:: Exercise input ::

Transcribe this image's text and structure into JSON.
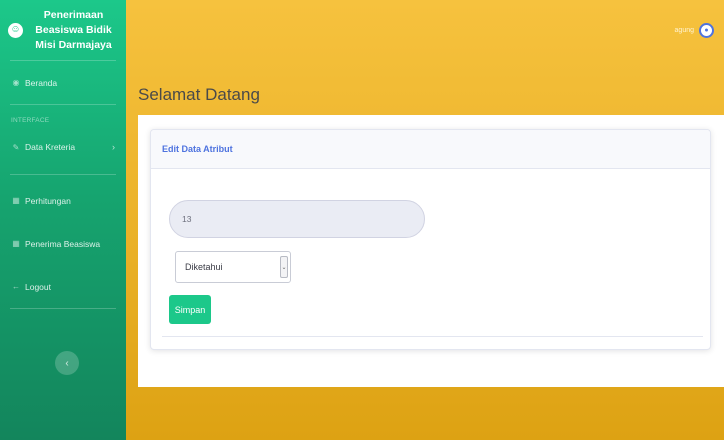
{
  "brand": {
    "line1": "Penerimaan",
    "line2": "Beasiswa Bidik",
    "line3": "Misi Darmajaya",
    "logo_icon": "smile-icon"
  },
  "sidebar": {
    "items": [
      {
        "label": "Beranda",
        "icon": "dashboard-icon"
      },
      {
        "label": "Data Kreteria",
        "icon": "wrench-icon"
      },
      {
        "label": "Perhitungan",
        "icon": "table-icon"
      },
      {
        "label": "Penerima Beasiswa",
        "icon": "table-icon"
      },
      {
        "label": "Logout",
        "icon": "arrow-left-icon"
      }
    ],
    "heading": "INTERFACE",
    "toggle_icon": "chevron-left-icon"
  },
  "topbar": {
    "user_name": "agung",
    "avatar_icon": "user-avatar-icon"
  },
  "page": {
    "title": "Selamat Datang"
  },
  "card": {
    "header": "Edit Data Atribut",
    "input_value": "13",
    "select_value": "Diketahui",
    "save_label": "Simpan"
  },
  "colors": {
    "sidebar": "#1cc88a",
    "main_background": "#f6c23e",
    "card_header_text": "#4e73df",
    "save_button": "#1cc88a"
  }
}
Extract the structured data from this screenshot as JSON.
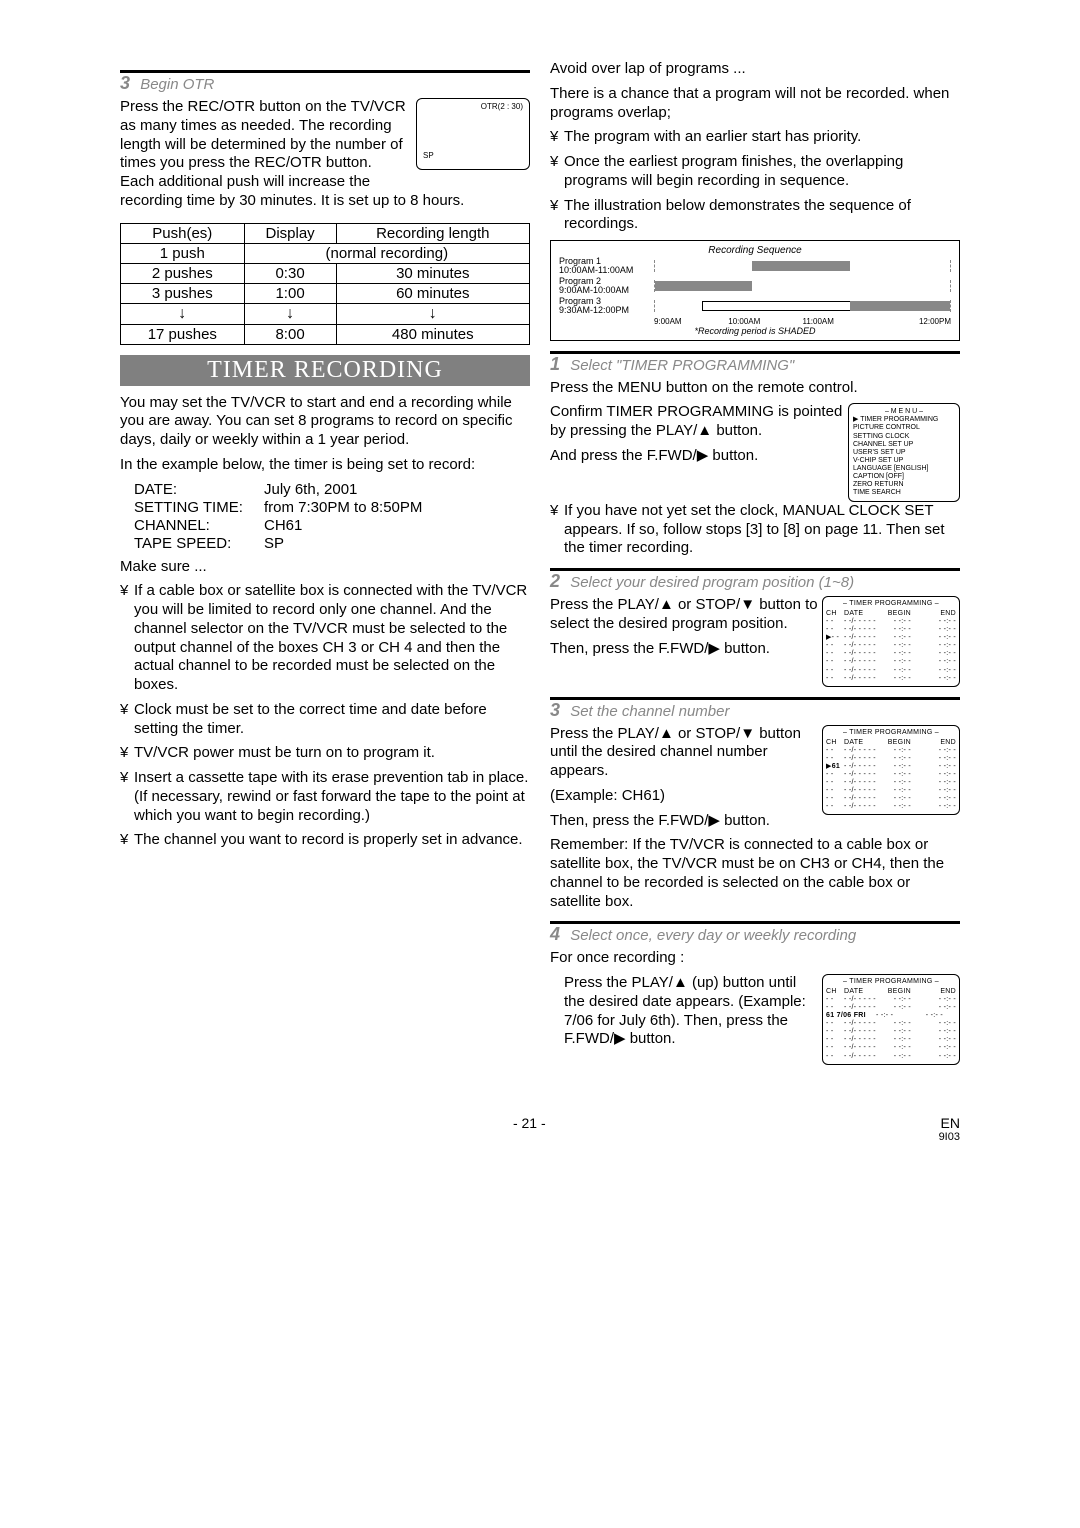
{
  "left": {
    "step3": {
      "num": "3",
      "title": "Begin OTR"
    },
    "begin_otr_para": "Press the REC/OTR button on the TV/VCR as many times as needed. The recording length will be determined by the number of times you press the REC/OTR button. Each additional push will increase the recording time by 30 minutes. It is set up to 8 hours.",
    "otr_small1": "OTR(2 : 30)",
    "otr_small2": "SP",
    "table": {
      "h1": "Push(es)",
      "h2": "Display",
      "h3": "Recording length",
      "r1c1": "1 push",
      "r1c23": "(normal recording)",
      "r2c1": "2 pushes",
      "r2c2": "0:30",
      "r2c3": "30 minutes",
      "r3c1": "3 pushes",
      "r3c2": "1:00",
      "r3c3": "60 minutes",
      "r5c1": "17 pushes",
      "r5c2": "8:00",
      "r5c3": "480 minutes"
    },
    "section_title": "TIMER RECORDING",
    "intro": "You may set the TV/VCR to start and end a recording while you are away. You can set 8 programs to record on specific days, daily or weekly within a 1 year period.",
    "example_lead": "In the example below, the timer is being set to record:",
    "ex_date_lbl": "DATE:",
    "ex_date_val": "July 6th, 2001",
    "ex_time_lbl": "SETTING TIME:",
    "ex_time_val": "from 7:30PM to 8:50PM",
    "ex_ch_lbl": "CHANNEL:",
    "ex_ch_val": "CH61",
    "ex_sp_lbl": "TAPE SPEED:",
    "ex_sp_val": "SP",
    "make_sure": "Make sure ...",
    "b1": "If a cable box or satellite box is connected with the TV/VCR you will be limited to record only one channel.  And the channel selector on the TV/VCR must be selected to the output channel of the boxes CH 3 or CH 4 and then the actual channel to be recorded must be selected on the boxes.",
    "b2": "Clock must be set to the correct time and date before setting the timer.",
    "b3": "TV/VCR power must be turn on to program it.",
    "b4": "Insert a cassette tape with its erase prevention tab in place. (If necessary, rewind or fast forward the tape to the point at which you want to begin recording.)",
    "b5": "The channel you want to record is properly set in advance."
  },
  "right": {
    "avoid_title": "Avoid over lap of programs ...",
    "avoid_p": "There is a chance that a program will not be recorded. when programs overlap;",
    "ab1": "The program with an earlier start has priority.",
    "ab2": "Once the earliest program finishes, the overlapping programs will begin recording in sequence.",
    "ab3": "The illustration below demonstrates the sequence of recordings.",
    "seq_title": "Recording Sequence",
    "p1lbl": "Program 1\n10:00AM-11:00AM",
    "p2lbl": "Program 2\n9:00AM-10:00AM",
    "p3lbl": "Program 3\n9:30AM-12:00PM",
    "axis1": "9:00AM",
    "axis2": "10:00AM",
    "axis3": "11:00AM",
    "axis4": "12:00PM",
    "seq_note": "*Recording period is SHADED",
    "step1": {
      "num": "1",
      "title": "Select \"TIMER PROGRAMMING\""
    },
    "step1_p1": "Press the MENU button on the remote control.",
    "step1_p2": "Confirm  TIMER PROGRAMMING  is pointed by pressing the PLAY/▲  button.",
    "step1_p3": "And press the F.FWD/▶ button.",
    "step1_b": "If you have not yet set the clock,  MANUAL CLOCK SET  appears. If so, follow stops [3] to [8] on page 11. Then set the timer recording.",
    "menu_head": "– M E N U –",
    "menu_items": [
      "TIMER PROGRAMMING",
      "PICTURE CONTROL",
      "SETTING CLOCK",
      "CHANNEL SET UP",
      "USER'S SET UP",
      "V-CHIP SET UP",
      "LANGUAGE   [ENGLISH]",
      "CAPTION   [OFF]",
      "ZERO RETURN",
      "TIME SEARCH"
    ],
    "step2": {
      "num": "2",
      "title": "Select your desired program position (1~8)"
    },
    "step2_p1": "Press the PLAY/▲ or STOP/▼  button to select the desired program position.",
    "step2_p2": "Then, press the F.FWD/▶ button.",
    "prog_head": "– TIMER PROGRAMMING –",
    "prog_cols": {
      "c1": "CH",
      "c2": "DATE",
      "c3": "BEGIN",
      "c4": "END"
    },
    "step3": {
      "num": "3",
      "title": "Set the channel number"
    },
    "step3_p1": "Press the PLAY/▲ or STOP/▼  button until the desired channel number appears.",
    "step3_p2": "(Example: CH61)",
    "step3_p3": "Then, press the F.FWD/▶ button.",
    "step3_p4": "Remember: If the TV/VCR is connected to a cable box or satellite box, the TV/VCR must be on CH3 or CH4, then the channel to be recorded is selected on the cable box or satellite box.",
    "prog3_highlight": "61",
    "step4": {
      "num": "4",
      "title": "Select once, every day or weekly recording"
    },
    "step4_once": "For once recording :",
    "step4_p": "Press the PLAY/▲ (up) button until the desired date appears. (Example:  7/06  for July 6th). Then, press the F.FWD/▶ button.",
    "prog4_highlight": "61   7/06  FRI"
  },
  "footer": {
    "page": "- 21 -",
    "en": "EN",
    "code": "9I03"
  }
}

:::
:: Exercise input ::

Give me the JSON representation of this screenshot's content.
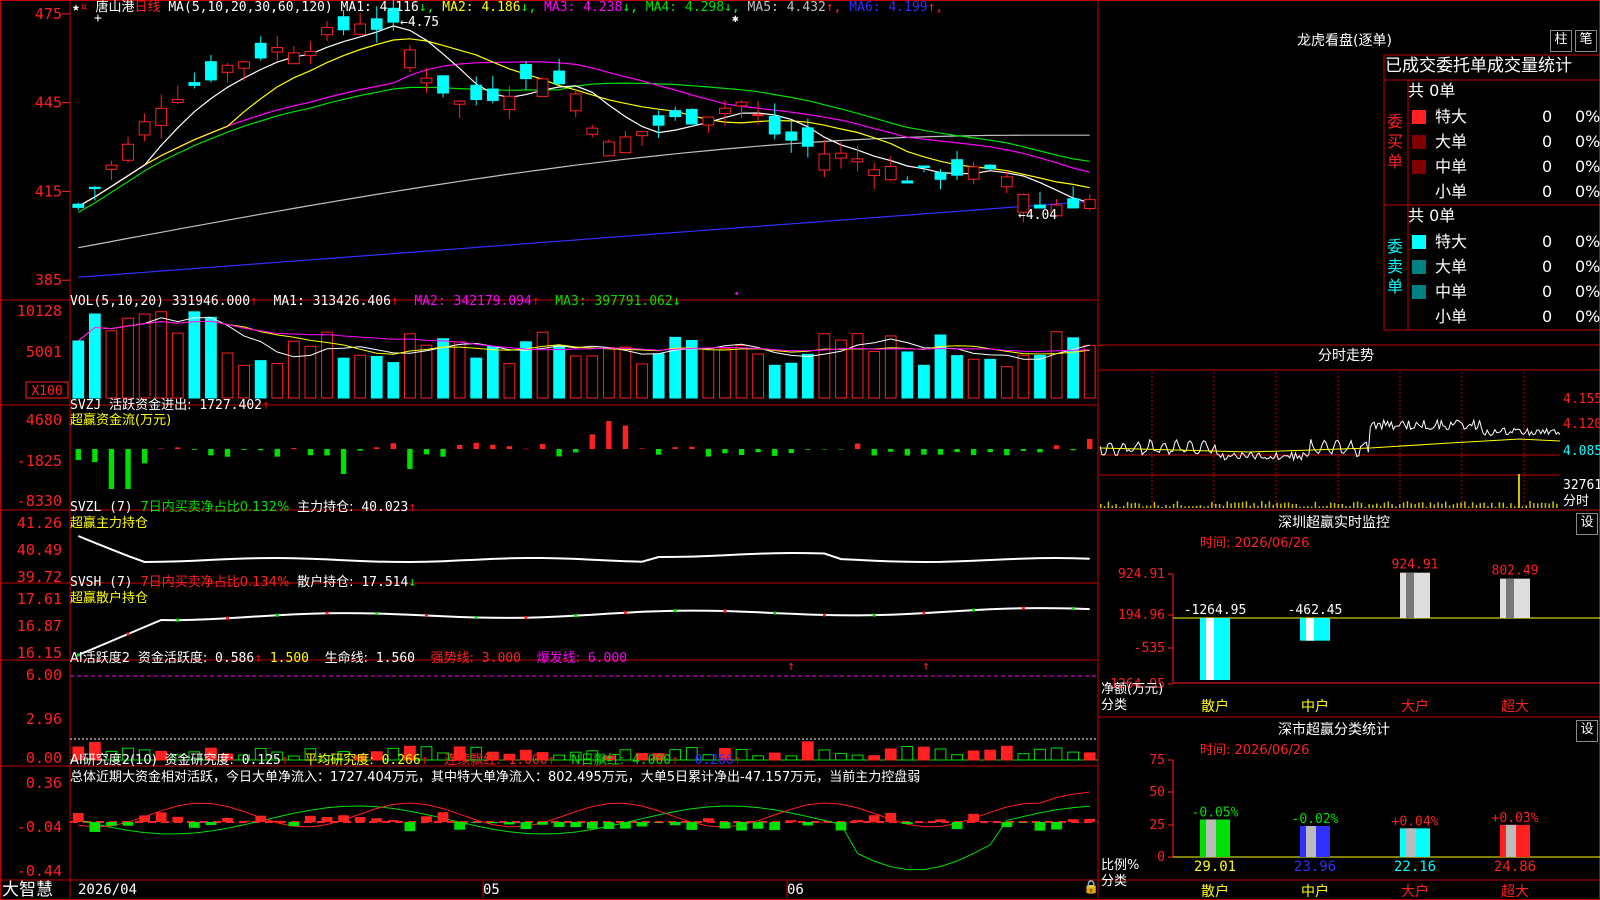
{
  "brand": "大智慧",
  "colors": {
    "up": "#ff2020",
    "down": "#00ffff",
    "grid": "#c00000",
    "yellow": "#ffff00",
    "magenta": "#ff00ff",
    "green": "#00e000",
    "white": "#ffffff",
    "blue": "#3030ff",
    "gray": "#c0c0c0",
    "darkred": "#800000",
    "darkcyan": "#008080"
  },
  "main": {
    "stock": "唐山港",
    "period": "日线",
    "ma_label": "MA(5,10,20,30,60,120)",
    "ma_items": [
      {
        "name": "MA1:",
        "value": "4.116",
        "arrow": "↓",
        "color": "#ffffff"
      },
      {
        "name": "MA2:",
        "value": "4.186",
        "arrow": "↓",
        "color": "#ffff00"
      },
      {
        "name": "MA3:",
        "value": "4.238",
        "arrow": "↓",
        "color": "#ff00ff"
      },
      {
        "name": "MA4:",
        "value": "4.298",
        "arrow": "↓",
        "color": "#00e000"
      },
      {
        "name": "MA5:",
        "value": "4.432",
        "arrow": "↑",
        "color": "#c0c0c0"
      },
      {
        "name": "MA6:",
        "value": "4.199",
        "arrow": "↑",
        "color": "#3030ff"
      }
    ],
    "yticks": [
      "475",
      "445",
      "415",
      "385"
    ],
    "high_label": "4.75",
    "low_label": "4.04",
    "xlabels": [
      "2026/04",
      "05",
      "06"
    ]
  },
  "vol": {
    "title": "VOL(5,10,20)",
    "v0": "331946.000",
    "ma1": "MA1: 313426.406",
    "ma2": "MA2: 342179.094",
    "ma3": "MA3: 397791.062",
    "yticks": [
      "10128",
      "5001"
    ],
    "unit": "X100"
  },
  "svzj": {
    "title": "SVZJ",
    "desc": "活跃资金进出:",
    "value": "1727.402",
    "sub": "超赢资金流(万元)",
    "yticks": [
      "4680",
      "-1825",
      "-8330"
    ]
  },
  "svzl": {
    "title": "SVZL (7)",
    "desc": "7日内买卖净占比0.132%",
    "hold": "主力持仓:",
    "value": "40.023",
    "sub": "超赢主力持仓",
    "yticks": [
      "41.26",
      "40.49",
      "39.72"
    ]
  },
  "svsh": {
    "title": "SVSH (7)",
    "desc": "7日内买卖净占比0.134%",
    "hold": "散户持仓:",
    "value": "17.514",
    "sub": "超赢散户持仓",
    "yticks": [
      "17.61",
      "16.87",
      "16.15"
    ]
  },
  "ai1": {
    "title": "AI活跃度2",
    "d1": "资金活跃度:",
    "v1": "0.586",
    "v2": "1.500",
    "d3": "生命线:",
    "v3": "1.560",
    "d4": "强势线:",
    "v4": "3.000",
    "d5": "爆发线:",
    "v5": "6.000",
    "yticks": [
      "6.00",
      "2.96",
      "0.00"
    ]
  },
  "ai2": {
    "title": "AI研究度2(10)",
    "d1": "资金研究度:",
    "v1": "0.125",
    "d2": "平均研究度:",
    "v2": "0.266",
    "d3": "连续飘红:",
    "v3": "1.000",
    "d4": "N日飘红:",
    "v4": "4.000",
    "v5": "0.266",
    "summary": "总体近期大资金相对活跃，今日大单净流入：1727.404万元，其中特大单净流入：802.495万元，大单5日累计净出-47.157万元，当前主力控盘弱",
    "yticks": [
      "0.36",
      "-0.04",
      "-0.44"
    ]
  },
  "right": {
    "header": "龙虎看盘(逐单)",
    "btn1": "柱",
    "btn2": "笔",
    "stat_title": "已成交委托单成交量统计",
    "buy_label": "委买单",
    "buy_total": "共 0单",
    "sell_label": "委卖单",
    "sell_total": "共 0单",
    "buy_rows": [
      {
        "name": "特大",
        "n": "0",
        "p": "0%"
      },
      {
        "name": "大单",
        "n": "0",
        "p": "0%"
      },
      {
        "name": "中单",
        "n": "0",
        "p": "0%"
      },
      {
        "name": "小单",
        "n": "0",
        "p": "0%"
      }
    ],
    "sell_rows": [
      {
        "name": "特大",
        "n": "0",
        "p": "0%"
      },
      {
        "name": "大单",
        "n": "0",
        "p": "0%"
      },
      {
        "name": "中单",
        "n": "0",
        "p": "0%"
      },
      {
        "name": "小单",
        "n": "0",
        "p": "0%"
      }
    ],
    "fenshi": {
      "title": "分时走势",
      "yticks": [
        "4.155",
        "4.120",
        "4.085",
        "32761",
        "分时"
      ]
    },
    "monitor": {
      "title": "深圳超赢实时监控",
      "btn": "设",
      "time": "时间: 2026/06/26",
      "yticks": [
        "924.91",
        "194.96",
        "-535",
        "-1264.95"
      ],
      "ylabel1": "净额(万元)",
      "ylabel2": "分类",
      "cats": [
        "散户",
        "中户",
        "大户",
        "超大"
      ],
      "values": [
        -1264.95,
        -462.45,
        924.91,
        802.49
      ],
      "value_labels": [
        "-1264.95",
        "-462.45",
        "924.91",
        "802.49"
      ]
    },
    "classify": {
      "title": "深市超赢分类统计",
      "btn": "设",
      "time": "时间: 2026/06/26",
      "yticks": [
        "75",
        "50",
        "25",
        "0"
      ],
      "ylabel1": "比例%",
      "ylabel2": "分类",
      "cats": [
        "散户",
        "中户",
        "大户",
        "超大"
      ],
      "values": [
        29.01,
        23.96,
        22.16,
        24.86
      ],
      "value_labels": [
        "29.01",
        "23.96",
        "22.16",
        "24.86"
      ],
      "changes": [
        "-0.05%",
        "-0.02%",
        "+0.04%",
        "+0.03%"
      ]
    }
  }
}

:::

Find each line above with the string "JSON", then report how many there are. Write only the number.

3